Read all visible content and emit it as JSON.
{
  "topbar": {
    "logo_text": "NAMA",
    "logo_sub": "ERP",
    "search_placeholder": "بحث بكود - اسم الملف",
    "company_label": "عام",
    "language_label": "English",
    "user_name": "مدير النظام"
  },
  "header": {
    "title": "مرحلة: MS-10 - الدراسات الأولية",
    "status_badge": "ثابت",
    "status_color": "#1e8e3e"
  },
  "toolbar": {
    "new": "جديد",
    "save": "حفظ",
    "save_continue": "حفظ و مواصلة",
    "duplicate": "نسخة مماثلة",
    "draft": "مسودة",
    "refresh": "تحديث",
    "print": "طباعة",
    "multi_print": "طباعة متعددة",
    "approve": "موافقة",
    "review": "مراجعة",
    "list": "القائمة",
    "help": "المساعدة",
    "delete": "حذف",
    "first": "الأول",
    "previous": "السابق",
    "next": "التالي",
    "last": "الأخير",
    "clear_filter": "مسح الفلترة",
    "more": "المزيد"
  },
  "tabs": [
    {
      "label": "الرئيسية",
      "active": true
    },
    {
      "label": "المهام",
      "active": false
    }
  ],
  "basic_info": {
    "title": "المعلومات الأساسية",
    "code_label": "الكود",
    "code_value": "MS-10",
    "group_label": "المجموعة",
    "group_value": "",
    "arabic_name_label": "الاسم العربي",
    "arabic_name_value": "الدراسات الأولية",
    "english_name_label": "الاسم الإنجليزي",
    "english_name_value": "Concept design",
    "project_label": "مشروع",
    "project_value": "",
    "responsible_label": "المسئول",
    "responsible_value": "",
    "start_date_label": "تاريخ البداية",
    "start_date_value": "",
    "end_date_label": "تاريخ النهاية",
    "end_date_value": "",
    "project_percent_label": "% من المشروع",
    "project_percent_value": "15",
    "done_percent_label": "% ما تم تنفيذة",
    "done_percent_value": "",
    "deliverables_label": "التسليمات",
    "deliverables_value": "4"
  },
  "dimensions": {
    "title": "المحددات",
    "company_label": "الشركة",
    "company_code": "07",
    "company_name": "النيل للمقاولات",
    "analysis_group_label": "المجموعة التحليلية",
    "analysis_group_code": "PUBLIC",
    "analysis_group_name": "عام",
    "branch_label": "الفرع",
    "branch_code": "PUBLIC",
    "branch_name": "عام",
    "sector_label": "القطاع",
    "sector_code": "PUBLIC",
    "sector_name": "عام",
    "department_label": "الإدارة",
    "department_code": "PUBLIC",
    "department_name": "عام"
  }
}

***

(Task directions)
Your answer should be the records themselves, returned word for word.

(Result for this task)
Read all visible content and emit it as JSON.
{
  "topbar": {
    "logo_text": "NAMA",
    "logo_sub": "ERP",
    "search_placeholder": "بحث بكود - اسم الملف",
    "company_label": "عام",
    "language_label": "English",
    "user_name": "مدير النظام"
  },
  "header": {
    "title": "مرحلة: MS-10 - الدراسات الأولية",
    "status_badge": "ثابت",
    "status_color": "#1e8e3e"
  },
  "toolbar": {
    "new": "جديد",
    "save": "حفظ",
    "save_continue": "حفظ و مواصلة",
    "duplicate": "نسخة مماثلة",
    "draft": "مسودة",
    "refresh": "تحديث",
    "print": "طباعة",
    "multi_print": "طباعة متعددة",
    "approve": "موافقة",
    "review": "مراجعة",
    "list": "القائمة",
    "help": "المساعدة",
    "delete": "حذف",
    "first": "الأول",
    "previous": "السابق",
    "next": "التالي",
    "last": "الأخير",
    "clear_filter": "مسح الفلترة",
    "more": "المزيد"
  },
  "tabs": [
    {
      "label": "الرئيسية",
      "active": true
    },
    {
      "label": "المهام",
      "active": false
    }
  ],
  "basic_info": {
    "title": "المعلومات الأساسية",
    "code_label": "الكود",
    "code_value": "MS-10",
    "group_label": "المجموعة",
    "group_value": "",
    "arabic_name_label": "الاسم العربي",
    "arabic_name_value": "الدراسات الأولية",
    "english_name_label": "الاسم الإنجليزي",
    "english_name_value": "Concept design",
    "project_label": "مشروع",
    "project_value": "",
    "responsible_label": "المسئول",
    "responsible_value": "",
    "start_date_label": "تاريخ البداية",
    "start_date_value": "",
    "end_date_label": "تاريخ النهاية",
    "end_date_value": "",
    "project_percent_label": "% من المشروع",
    "project_percent_value": "15",
    "done_percent_label": "% ما تم تنفيذة",
    "done_percent_value": "",
    "deliverables_label": "التسليمات",
    "deliverables_value": "4"
  },
  "dimensions": {
    "title": "المحددات",
    "company_label": "الشركة",
    "company_code": "07",
    "company_name": "النيل للمقاولات",
    "analysis_group_label": "المجموعة التحليلية",
    "analysis_group_code": "PUBLIC",
    "analysis_group_name": "عام",
    "branch_label": "الفرع",
    "branch_code": "PUBLIC",
    "branch_name": "عام",
    "sector_label": "القطاع",
    "sector_code": "PUBLIC",
    "sector_name": "عام",
    "department_label": "الإدارة",
    "department_code": "PUBLIC",
    "department_name": "عام"
  }
}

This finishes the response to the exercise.